• [WHAT YOU ARE ASKED TO DO] Find the word "image" in the data below and copy each line that holds it.

Data about app and page elements
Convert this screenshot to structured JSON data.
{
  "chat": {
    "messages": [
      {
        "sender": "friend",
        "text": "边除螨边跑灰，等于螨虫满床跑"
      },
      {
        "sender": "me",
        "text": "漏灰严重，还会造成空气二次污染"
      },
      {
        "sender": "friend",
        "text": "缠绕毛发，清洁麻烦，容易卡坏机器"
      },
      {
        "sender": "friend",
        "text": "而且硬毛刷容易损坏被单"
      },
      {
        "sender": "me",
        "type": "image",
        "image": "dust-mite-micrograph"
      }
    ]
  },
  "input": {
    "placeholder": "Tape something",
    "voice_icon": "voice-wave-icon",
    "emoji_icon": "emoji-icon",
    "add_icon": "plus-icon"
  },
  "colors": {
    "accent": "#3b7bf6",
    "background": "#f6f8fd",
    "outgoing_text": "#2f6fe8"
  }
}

• [YOUR RESPONSE]
        "type": "image",
        "image": "dust-mite-micrograph"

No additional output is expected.